Dental passport

Risk factors and symptoms

Tooth decay occurs through the interaction of four main factors: the state of the teeth, i.e. quality of the enamel and cement, the presence of microorganisms in dental plaque (most frequently the Streptococcus mutans), low salivary pH (less than 5.5) due to diet and elapsed time. These factors determine the rate and extent of creating a dental plaque, which is the major cause of tooth decay.

Dental caries development is a relatively slow process that occurs due to the presence of the aforementioned factors, ultimately resulting in cavitation, i.e. clinically evident collapse of the enamel, depending on the age and type of the tooth surface. The first visible sign of the dental caries development is the discoloration of the tooth in the place where caries develops. The diagnosis is confirmed by examination and probing, and if necessary with the X-rays of the tooth.

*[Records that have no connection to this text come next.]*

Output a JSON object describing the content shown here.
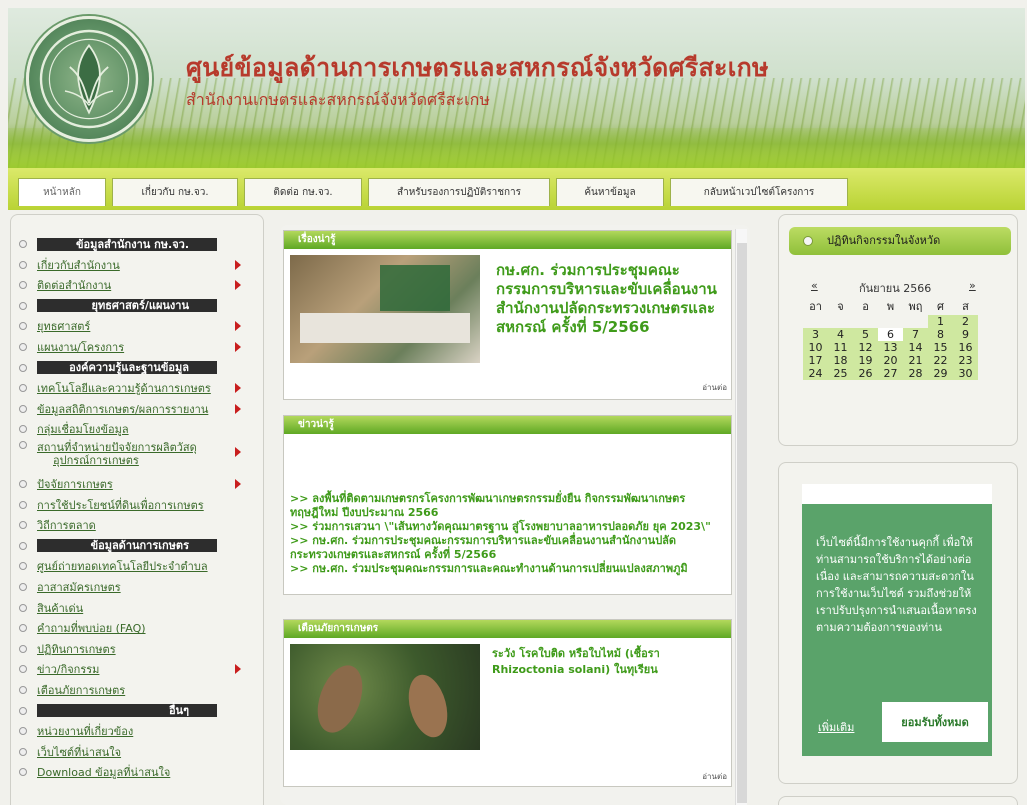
{
  "header": {
    "title": "ศูนย์ข้อมูลด้านการเกษตรและสหกรณ์จังหวัดศรีสะเกษ",
    "subtitle": "สำนักงานเกษตรและสหกรณ์จังหวัดศรีสะเกษ"
  },
  "nav": {
    "tabs": [
      "หน้าหลัก",
      "เกี่ยวกับ กษ.จว.",
      "ติดต่อ กษ.จว.",
      "สำหรับรองการปฏิบัติราชการ",
      "ค้นหาข้อมูล",
      "กลับหน้าเวปไซต์โครงการ"
    ]
  },
  "sidebar": {
    "rows": [
      {
        "type": "head",
        "label": "ข้อมูลสำนักงาน กษ.จว."
      },
      {
        "type": "link",
        "label": "เกี่ยวกับสำนักงาน",
        "arrow": true
      },
      {
        "type": "link",
        "label": "ติดต่อสำนักงาน",
        "arrow": true
      },
      {
        "type": "head",
        "label": "ยุทธศาสตร์/แผนงาน"
      },
      {
        "type": "link",
        "label": "ยุทธศาสตร์",
        "arrow": true
      },
      {
        "type": "link",
        "label": "แผนงาน/โครงการ",
        "arrow": true
      },
      {
        "type": "head",
        "label": "องค์ความรู้และฐานข้อมูล"
      },
      {
        "type": "link",
        "label": "เทคโนโลยีและความรู้ด้านการเกษตร",
        "arrow": true
      },
      {
        "type": "link",
        "label": "ข้อมูลสถิติการเกษตร/ผลการรายงาน",
        "arrow": true
      },
      {
        "type": "link",
        "label": "กลุ่มเชื่อมโยงข้อมูล",
        "arrow": false
      },
      {
        "type": "link2",
        "label": "สถานที่จำหน่ายปัจจัยการผลิตวัสดุ",
        "label2": "อุปกรณ์การเกษตร",
        "arrow": true
      },
      {
        "type": "link",
        "label": "ปัจจัยการเกษตร",
        "arrow": true
      },
      {
        "type": "link",
        "label": "การใช้ประโยชน์ที่ดินเพื่อการเกษตร",
        "arrow": false
      },
      {
        "type": "link",
        "label": "วิถีการตลาด",
        "arrow": false
      },
      {
        "type": "head",
        "label": "ข้อมูลด้านการเกษตร"
      },
      {
        "type": "link",
        "label": "ศูนย์ถ่ายทอดเทคโนโลยีประจำตำบล",
        "arrow": false
      },
      {
        "type": "link",
        "label": "อาสาสมัครเกษตร",
        "arrow": false
      },
      {
        "type": "link",
        "label": "สินค้าเด่น",
        "arrow": false
      },
      {
        "type": "link",
        "label": "คำถามที่พบบ่อย (FAQ)",
        "arrow": false
      },
      {
        "type": "link",
        "label": "ปฏิทินการเกษตร",
        "arrow": false
      },
      {
        "type": "link",
        "label": "ข่าว/กิจกรรม",
        "arrow": true
      },
      {
        "type": "link",
        "label": "เตือนภัยการเกษตร",
        "arrow": false
      },
      {
        "type": "head",
        "label": "อื่นๆ"
      },
      {
        "type": "link",
        "label": "หน่วยงานที่เกี่ยวข้อง",
        "arrow": false
      },
      {
        "type": "link",
        "label": "เว็บไซต์ที่น่าสนใจ",
        "arrow": false
      },
      {
        "type": "link",
        "label": "Download ข้อมูลที่น่าสนใจ",
        "arrow": false
      }
    ]
  },
  "featured": {
    "head": "เรื่องน่ารู้",
    "title": "กษ.ศก. ร่วมการประชุมคณะกรรมการบริหารและขับเคลื่อนงานสำนักงานปลัดกระทรวงเกษตรและสหกรณ์ ครั้งที่ 5/2566",
    "readmore": "อ่านต่อ"
  },
  "hotnews": {
    "head": "ข่าวน่ารู้",
    "items": [
      ">> ลงพื้นที่ติดตามเกษตรกรโครงการพัฒนาเกษตรกรรมยั่งยืน กิจกรรมพัฒนาเกษตร",
      "ทฤษฎีใหม่ ปีงบประมาณ 2566",
      ">> ร่วมการเสวนา \\\"เส้นทางวัดคุณมาตรฐาน สู่โรงพยาบาลอาหารปลอดภัย ยุค 2023\\\"",
      ">> กษ.ศก. ร่วมการประชุมคณะกรรมการบริหารและขับเคลื่อนงานสำนักงานปลัด",
      "กระทรวงเกษตรและสหกรณ์ ครั้งที่ 5/2566",
      ">> กษ.ศก. ร่วมประชุมคณะกรรมการและคณะทำงานด้านการเปลี่ยนแปลงสภาพภูมิ"
    ]
  },
  "alert": {
    "head": "เตือนภัยการเกษตร",
    "title": "ระวัง โรคใบติด หรือใบไหม้ (เชื้อรา Rhizoctonia solani) ในทุเรียน",
    "readmore": "อ่านต่อ"
  },
  "calendar": {
    "head": "ปฏิทินกิจกรรมในจังหวัด",
    "prev": "«",
    "next": "»",
    "month": "กันยายน 2566",
    "weekdays": [
      "อา",
      "จ",
      "อ",
      "พ",
      "พฤ",
      "ศ",
      "ส"
    ],
    "weeks": [
      [
        "",
        "",
        "",
        "",
        "",
        "1",
        "2"
      ],
      [
        "3",
        "4",
        "5",
        "6",
        "7",
        "8",
        "9"
      ],
      [
        "10",
        "11",
        "12",
        "13",
        "14",
        "15",
        "16"
      ],
      [
        "17",
        "18",
        "19",
        "20",
        "21",
        "22",
        "23"
      ],
      [
        "24",
        "25",
        "26",
        "27",
        "28",
        "29",
        "30"
      ]
    ],
    "today": "6"
  },
  "cookie": {
    "text": "เว็บไซต์นี้มีการใช้งานคุกกี้ เพื่อให้ท่านสามารถใช้บริการได้อย่างต่อเนื่อง และสามารถความสะดวกในการใช้งานเว็บไซต์ รวมถึงช่วยให้เราปรับปรุงการนำเสนอเนื้อหาตรงตามความต้องการของท่าน",
    "more": "เพิ่มเติม",
    "accept": "ยอมรับทั้งหมด"
  },
  "colors": {
    "accent_green": "#5fa824",
    "title_red": "#b73a2c",
    "cookie_green": "#5aa36a"
  }
}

Enamel remains preserved relatively long in terms of speed of damage development or a small cavity is visible, whereas the dentin – the hard dental tissue – is actually significantly destroyed. As damage can quickly progress to the pulp, the symptoms of dental pulp inflammation may occur even before the enamel collapses.

Although on the outside caries might look like dots, below the enamel surface it can actually be very large and deep – hence it is easier to treat smaller caries than wait for it to expand to a tooth pulp, which makes treatment more complex, protracted and expensive. Dental tissue damaged by caries cannot be renewed, but must be removed and replaced with appropriate materials in the form of dental restorations (fillings) or dental crowns.

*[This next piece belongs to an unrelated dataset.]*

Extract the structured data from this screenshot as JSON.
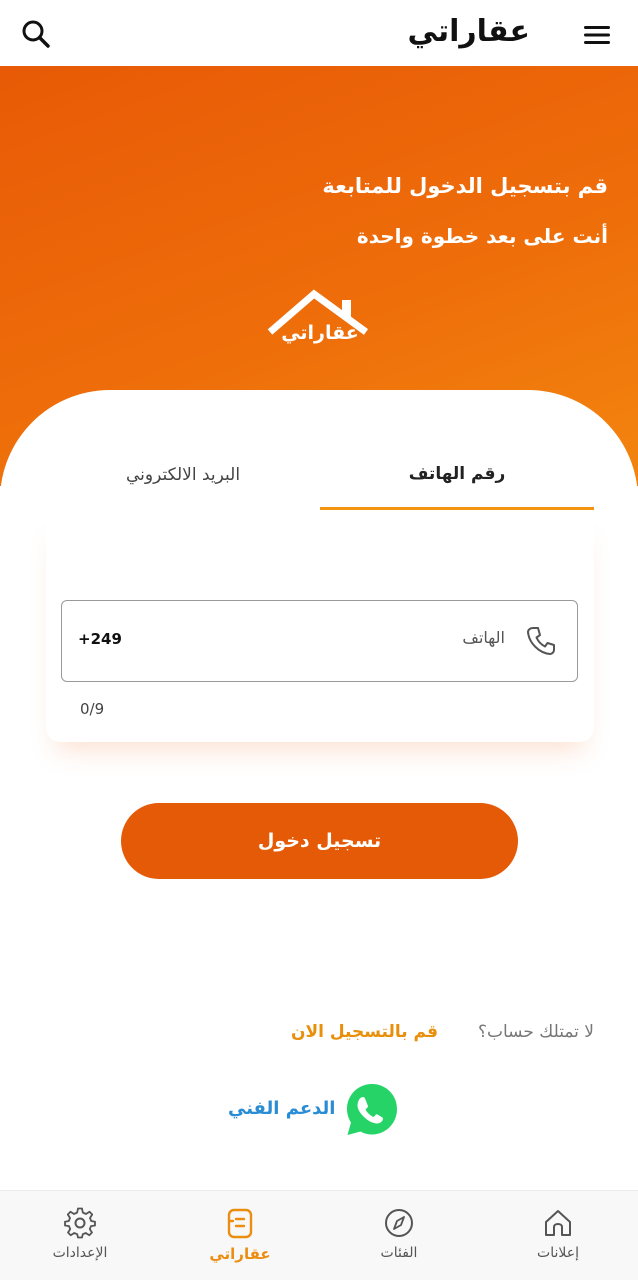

The most common symptoms that may point to a caries are teeth sensitivity to hot, cold and sweet. However, in its beginning, i.e. in the stage of enamel caries, sensory symptoms may not be present until the decay penetrates into the deeper layers. Then stimulus of nerve endings occurs in dentin, which, when stimulated by something sweet, hot or strong chewing and biting can be felt like a toothache that stops after the stimulus ends. If the cavity expands to the tooth pulp (nerve), tooth pain appears that does not stop after the stimulus or the pain occurs spontaneously, without any stimulus.

It is therefore necessary to remove tooth decay as soon as possible and thus stop it from spreading to the dental pulp and inhibit the development of pain.

 

Learn more about alcohol and smoking as risk factors of oral cavity cancer (in Croatian): Alkohol i duhan – rizični čimbenici karcinoma usne šupljine

 

Next – Check what can be done to prevent tooth decay.